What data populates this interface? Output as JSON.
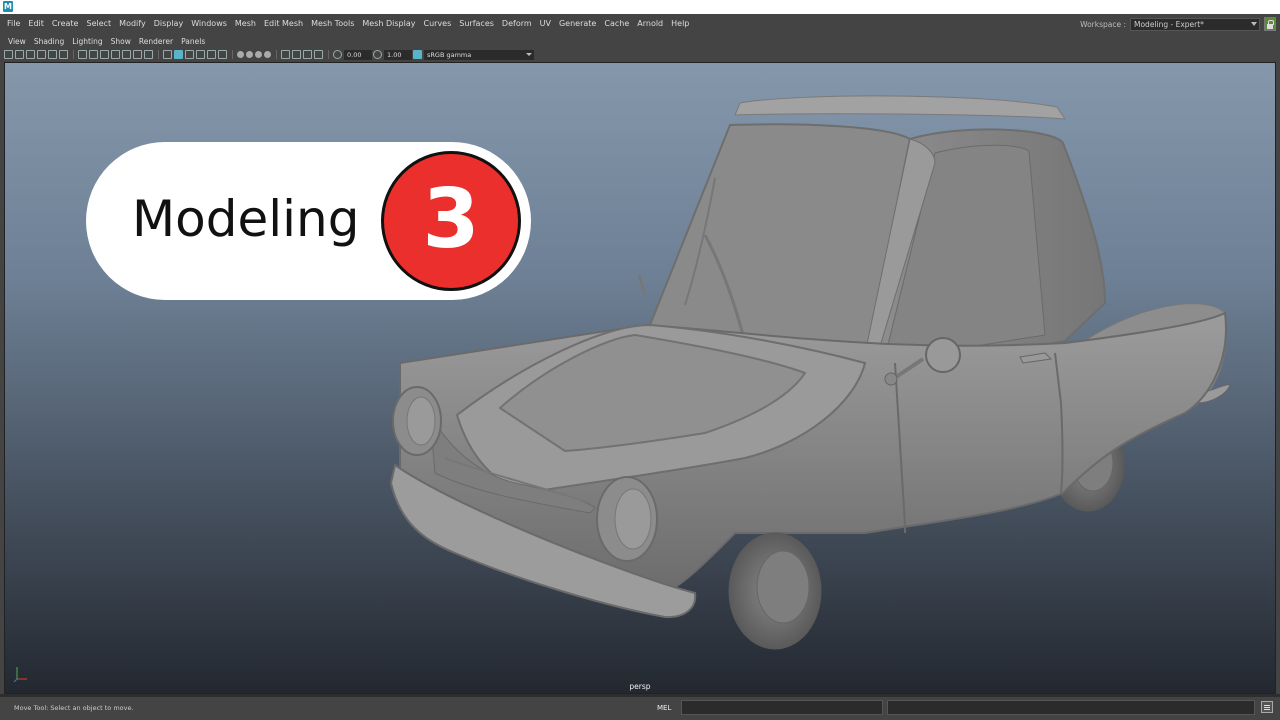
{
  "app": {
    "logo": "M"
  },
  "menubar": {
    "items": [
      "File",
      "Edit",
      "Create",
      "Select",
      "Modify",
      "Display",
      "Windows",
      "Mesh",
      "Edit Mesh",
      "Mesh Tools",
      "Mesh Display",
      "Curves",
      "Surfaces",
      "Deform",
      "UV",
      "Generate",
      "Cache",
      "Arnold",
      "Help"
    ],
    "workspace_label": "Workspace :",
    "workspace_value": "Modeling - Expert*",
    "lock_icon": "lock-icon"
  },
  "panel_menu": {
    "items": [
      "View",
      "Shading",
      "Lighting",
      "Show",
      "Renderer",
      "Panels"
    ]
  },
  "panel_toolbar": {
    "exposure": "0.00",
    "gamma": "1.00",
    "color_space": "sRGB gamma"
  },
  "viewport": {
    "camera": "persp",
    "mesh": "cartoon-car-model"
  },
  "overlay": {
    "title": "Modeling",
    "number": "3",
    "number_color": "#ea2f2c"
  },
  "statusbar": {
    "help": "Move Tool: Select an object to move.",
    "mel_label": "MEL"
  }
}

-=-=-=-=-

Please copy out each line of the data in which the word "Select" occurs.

** PROBLEM SOLUTION **
      "Select",
    "help": "Move Tool: Select an object to move.",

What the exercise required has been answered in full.